When it comes to race day, my on-the-bike nutrition is usually in the form of gels, electrolyte drink and water.  On the other hand, during the many months of indoor training that surround those events, I stick to real food snacks.

My go to nutrition is light, easy-to-digest and provides the carbs I need.

Here are the three snacks you'll find in my kitchen - and beside my trainer:

Dried Apricots

How do you know if you'll need a snack during your workout?  Nutritionists generally recommend consuming 30 - 60 g worth of carbs per hour if your exercise will exceed one hour and it is being done with at least moderate level of intensity.  What's more, those carbs will both fuel your workout and help your recovery. 

Seeing as my bike workouts are generally 1.5 hours during the week, I don't necessarily need a snack.  I'll grab one if I didn't time my meals properly at work and I'm feeling a little weak or lethargic at the end of the day before getting onto my bike. 

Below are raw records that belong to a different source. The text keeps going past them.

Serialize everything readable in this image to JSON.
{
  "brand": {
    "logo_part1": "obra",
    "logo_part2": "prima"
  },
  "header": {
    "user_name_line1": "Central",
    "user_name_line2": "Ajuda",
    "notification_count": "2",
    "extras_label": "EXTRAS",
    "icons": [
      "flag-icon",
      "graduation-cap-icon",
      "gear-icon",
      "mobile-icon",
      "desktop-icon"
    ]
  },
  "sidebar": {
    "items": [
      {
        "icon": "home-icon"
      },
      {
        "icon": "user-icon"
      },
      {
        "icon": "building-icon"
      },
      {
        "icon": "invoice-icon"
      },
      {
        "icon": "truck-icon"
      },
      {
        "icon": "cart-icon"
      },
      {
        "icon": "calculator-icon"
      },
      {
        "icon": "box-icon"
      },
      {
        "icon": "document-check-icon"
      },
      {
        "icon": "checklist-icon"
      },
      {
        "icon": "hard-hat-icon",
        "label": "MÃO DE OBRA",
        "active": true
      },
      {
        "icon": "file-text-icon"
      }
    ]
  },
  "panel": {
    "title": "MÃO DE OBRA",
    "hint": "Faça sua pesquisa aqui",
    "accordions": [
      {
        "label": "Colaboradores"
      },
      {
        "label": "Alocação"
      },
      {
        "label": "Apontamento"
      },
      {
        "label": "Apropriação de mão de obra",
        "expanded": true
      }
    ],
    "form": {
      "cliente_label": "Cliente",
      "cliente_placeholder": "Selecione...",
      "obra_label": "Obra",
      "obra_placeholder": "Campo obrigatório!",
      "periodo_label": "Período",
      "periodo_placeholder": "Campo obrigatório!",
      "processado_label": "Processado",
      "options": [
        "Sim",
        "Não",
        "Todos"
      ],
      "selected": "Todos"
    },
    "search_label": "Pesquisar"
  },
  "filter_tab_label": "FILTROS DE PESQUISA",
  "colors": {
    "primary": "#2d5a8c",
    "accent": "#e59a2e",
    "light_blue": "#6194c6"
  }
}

One banana has about 23 g of carbs and a small box of raisins has about 34 g.  There are 63 g of carbs in a 100 g serving of dried apricots, but just don't ask me how many pieces that equals, because I don't have a kitchen scale.  So I just eat up to a maximum of three (okay, perhaps four!) during a tough workout. 

Recovery snack: The ideal recovery nutrition is consumed within 30 minutes of your workout and contains a carb to protein ratio of 4:1.  A quick and easy snack is a single banana and a cup of 2% white milk.  Yes, it really can be that easy. 

If it's been a super intense workout, then I'll mix up a Vega One protein shake in a blender, adding some powdered glutamine to aid recovery as well as frozen berries or fruit to get additional antioxidants and carbs. 

Happy riding!